Farm women everywhere are amazing. Here in Canada, it’s increasingly common to see women heading up major farming operations, and/or working alongside their husbands and partners as equal decision makers.
In many of the countries where we work, women also play a critical role in agriculture—they work alongside their husbands as farmers, provide paid and unpaid agricultural labour, and operate their own farms. But they don’t necessarily have the same type of power to make decisions.
Gender equality for women farmers participating in our projects is something we’re aiming for as we work to end hunger around the world.
One of the frequent questions that comes up from Foodgrains Bank supporters is why we take so much care to talk about the impact our programs are having on women. So ahead of International Women’s Day on March 8, I thought I’d take this opportunity to explain.
Women in the countries where we work play a central role in caring for children and running households. As well, the supplementary income they provide through their farming is integral for the well-being of their families. In fact, 80 percent of women in the lowest-income countries depend on agriculture for their livelihoods.
Just imagine—being responsible for getting up early to get water from the one point in your community, washing clothes by hand, preparing breakfast for several children over an outdoor coal stove—and then going off to work on your farm for the day! These women often need support and training to help them be as productive as possible in their farming activities.
When women are flourishing in their agricultural work, we know that their families are able to eat more. When families aren’t facing hunger regularly and women are able to make decisions that reflect their worth and the true role they have, then entire communities and families can flourish.
So, investing in women is an investment that extends well beyond just one individual woman taking part in an agricultural development project. It’s helping to make long-term, sustainable change in communities around the world— and it’s something all of our supporters are a part of. Thank you!
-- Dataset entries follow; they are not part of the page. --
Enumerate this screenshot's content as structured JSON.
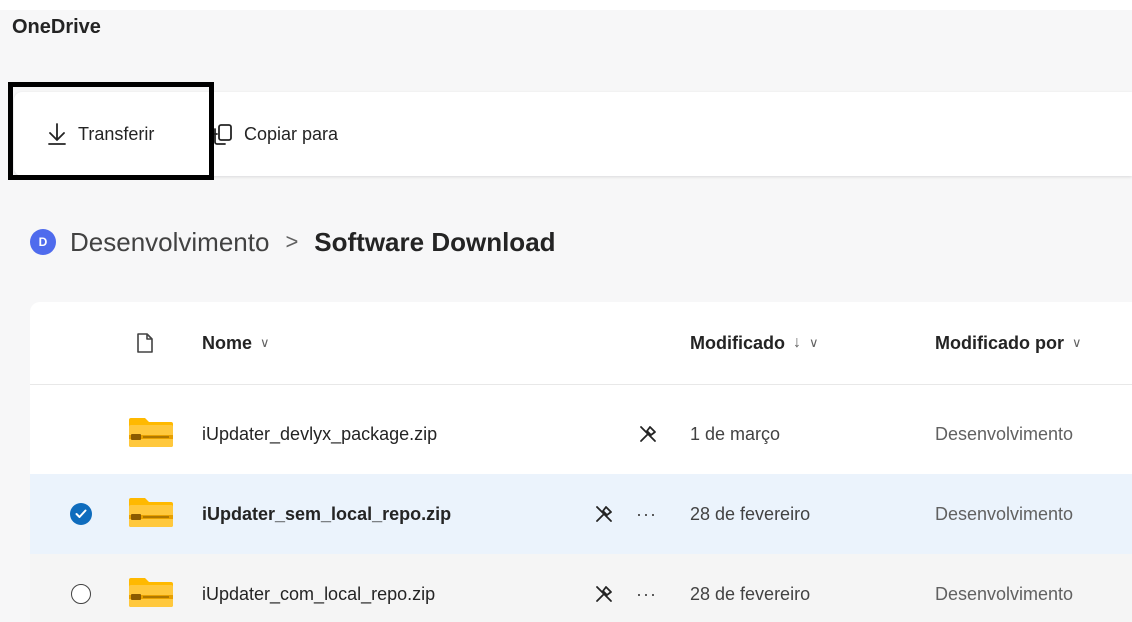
{
  "app": {
    "title": "OneDrive"
  },
  "toolbar": {
    "download_label": "Transferir",
    "copy_label": "Copiar para"
  },
  "breadcrumb": {
    "avatar_letter": "D",
    "parent": "Desenvolvimento",
    "separator": ">",
    "current": "Software Download"
  },
  "table": {
    "columns": {
      "name": "Nome",
      "modified": "Modificado",
      "modified_by": "Modificado por"
    },
    "sort_arrow": "↓",
    "chevron": "∨",
    "more_label": "···",
    "rows": [
      {
        "name": "iUpdater_devlyx_package.zip",
        "modified": "1 de março",
        "modified_by": "Desenvolvimento",
        "selected": false
      },
      {
        "name": "iUpdater_sem_local_repo.zip",
        "modified": "28 de fevereiro",
        "modified_by": "Desenvolvimento",
        "selected": true
      },
      {
        "name": "iUpdater_com_local_repo.zip",
        "modified": "28 de fevereiro",
        "modified_by": "Desenvolvimento",
        "selected": false
      }
    ]
  },
  "colors": {
    "accent": "#0f6cbd",
    "avatar": "#4f6bed",
    "folder_zip": "#ffb900",
    "selected_row": "#ebf3fc",
    "focus_outline": "#000000"
  },
  "icons": {
    "download": "arrow-down-icon",
    "copy": "copy-to-icon",
    "file_type": "document-icon",
    "zip": "zip-folder-icon",
    "share_off": "pin-off-icon",
    "more": "more-horizontal-icon",
    "checked": "checkmark-circle-icon",
    "unchecked": "circle-icon"
  }
}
This article was published in the winter 2022 edition of Breaking Bread.